 Why not make a mundane trip to the grocery store into a mission behind enemy lines? Why not make a trip to church into a scouting mission across the Sahara?
 Life is interesting enough, I suppose, without all the pretending  but it is never as much fun.
 My  7 year old grandson Zion will pretend with me.
 Last Christmas high command gave us a mission to take important orders to Second Army (i.e., Karen told me to take a letter to our mail box at the end of our 150 yard driveway.) Brave Master Sergeant Zion (AKA my grandson) volunteered to join me.
 “General Granna (i.e., Karen),” I warned.  “Do not be surprised if we don’t make it back alive.  My will is in the safe deposit box”
 “Don’t miss the postman, Jim,” Karen responded.
 “Yes mame,” I deferentially responded. “10-4.”

Homeschooling: A different Kind of Hero 2

Wednesday, July 13th, 2011

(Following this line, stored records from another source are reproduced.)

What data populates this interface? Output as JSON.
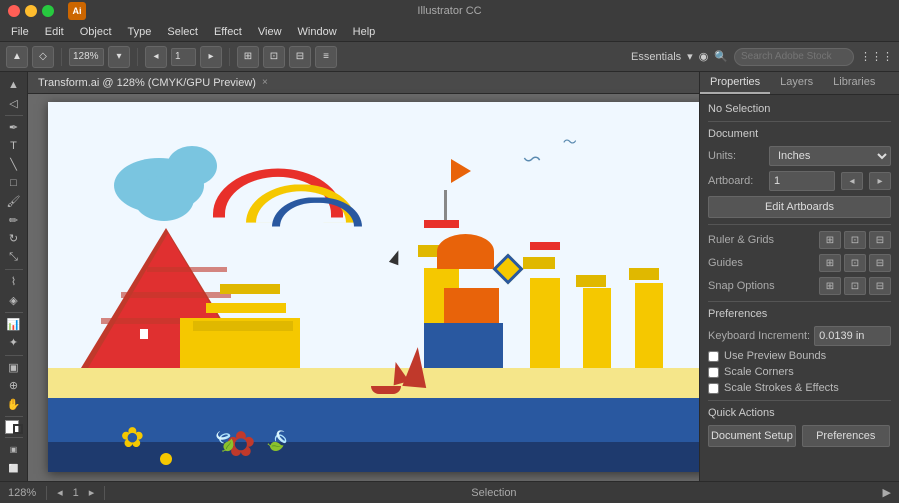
{
  "titlebar": {
    "app_name": "Ai",
    "title": "Illustrator CC",
    "doc_title": "Transform.ai @ 128% (CMYK/GPU Preview)"
  },
  "menubar": {
    "items": [
      "File",
      "Edit",
      "Object",
      "Type",
      "Select",
      "Effect",
      "View",
      "Window",
      "Help"
    ]
  },
  "toolbar": {
    "zoom_label": "128%",
    "artboard_label": "1",
    "essentials_label": "Essentials",
    "search_placeholder": "Search Adobe Stock"
  },
  "document_tab": {
    "label": "Transform.ai @ 128% (CMYK/GPU Preview)",
    "close": "×"
  },
  "right_panel": {
    "tabs": [
      "Properties",
      "Layers",
      "Libraries"
    ],
    "active_tab": "Properties",
    "no_selection": "No Selection",
    "document_section": "Document",
    "units_label": "Units:",
    "units_value": "Inches",
    "artboard_label": "Artboard:",
    "artboard_value": "1",
    "edit_artboards_btn": "Edit Artboards",
    "ruler_grids": "Ruler & Grids",
    "guides": "Guides",
    "snap_options": "Snap Options",
    "preferences": "Preferences",
    "keyboard_increment": "Keyboard Increment:",
    "keyboard_value": "0.0139 in",
    "use_preview_bounds": "Use Preview Bounds",
    "scale_corners": "Scale Corners",
    "scale_strokes": "Scale Strokes & Effects",
    "quick_actions": "Quick Actions",
    "document_setup_btn": "Document Setup",
    "preferences_btn": "Preferences"
  },
  "statusbar": {
    "zoom": "128%",
    "artboard_info": "1",
    "selection_label": "Selection",
    "arrow_label": "▶"
  },
  "colors": {
    "red": "#d42b2b",
    "orange": "#e8630a",
    "yellow": "#f5c800",
    "blue": "#2958a0",
    "light_blue": "#6ab4d8",
    "dark_blue": "#1e3a6e",
    "green": "#4a8c2a",
    "sky": "#e8f4fd",
    "sand": "#f0e68c",
    "crimson": "#c0392b",
    "gold": "#f5c800",
    "teal": "#2980b9",
    "dark_navy": "#1a2f5e"
  }
}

         Finally my executioner appeared.  “Roll up your sleeve,” the perfunctory and sturdy 6´3” Nurse Roxanne quipped.
            “Hello,” I replied.
            “Do you mind shots?” the Nurse Roxanne asked as she ignored my greeting.
            “Yes, I do,” I quivered almost in tears.
            “Too bad,” Nurse Roxanne replied with the first hint of enthusiasm.
             I muttered, “It is a far better thing I have done than I have ever done before . . .”
            Nurse Roxanne, who obviously had not read Dickens  attacked me with the needle as if she was going after a dart board.
            I whimpered a little and Nurse Roxanne frowned and pointed her index finger at me, “No wimps allowed.”            No wimps allowed.  Yes, fellow Americans, we have dumbed down, glamorized, and wimped down our heroes to the point where they hardly seem to be heroes at all.
            But now, suddenly, on the silver screen, appears Captain America. Captain America is a different kind of hero. In 1940s American ordinary, unspectacular, five feet something, Steve Rogers inadvertently receives an injection that turns him into a superhero.  But not a run of the mill hero, he is actually a genuine hero.  As one reviewer explains, “He’s got a lot of ailments, but it hasn’t made him bitter or jaded in anything. Even after he has been given his great gift, he still continues to do the right thing.”  No that is a novel idea—doing the right thing. Take that Will Smith and your character Hancock!
            Yes, a new hero has arrived—a hero who does the right thing without equivocation or self-interest.  Captain America.  Or is he that new afterall?
            Sounds to me like Moses who left the courts of Egypt to obey God. Or Joshua who conquered the Promised Land. Or Peter, even after much failure, found that even Hell itself could not prevail against the Church he founded.
            Yes, and, again, perhaps we meet a man who even John Wayne would like.  Wayne was fond of saying, “Courage is being scared to death – but saddling up anyway.”  Roll up your sleeves America, Nurse Roxanne and Captain America are finally here.  And there is no room for wimps.